++++ Data provided
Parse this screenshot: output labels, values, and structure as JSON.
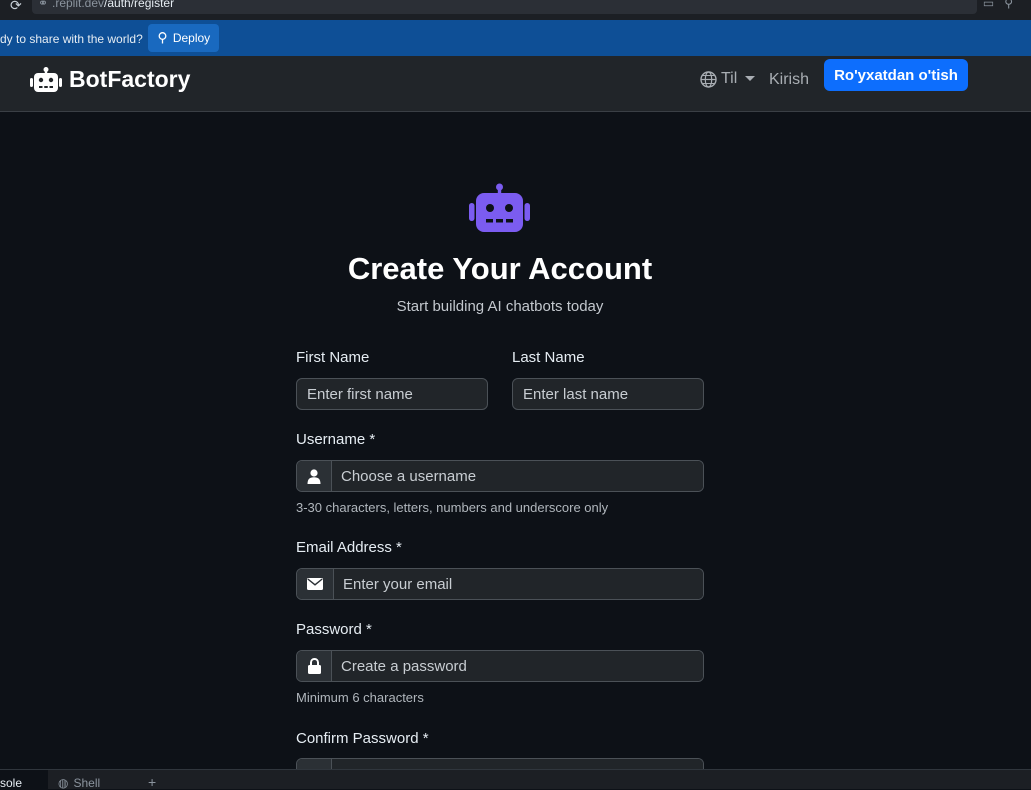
{
  "browser": {
    "url_prefix": ".replit.dev",
    "url_path": "/auth/register"
  },
  "banner": {
    "message": "dy to share with the world?",
    "deploy_label": "Deploy"
  },
  "navbar": {
    "brand": "BotFactory",
    "language_label": "Til",
    "login_label": "Kirish",
    "register_label": "Ro'yxatdan o'tish"
  },
  "page": {
    "title": "Create Your Account",
    "subtitle": "Start building AI chatbots today"
  },
  "form": {
    "first_name": {
      "label": "First Name",
      "placeholder": "Enter first name"
    },
    "last_name": {
      "label": "Last Name",
      "placeholder": "Enter last name"
    },
    "username": {
      "label": "Username *",
      "placeholder": "Choose a username",
      "help": "3-30 characters, letters, numbers and underscore only"
    },
    "email": {
      "label": "Email Address *",
      "placeholder": "Enter your email"
    },
    "password": {
      "label": "Password *",
      "placeholder": "Create a password",
      "help": "Minimum 6 characters"
    },
    "confirm_password": {
      "label": "Confirm Password *"
    }
  },
  "bottom_tabs": {
    "console": "sole",
    "shell": "Shell",
    "add": "+"
  },
  "colors": {
    "accent": "#0d6efd",
    "robot": "#7b5cf0",
    "banner": "#0e4f96"
  }
}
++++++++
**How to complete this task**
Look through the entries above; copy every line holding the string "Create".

**Solution for this problem**
    "title": "Create Your Account",
      "placeholder": "Create a password",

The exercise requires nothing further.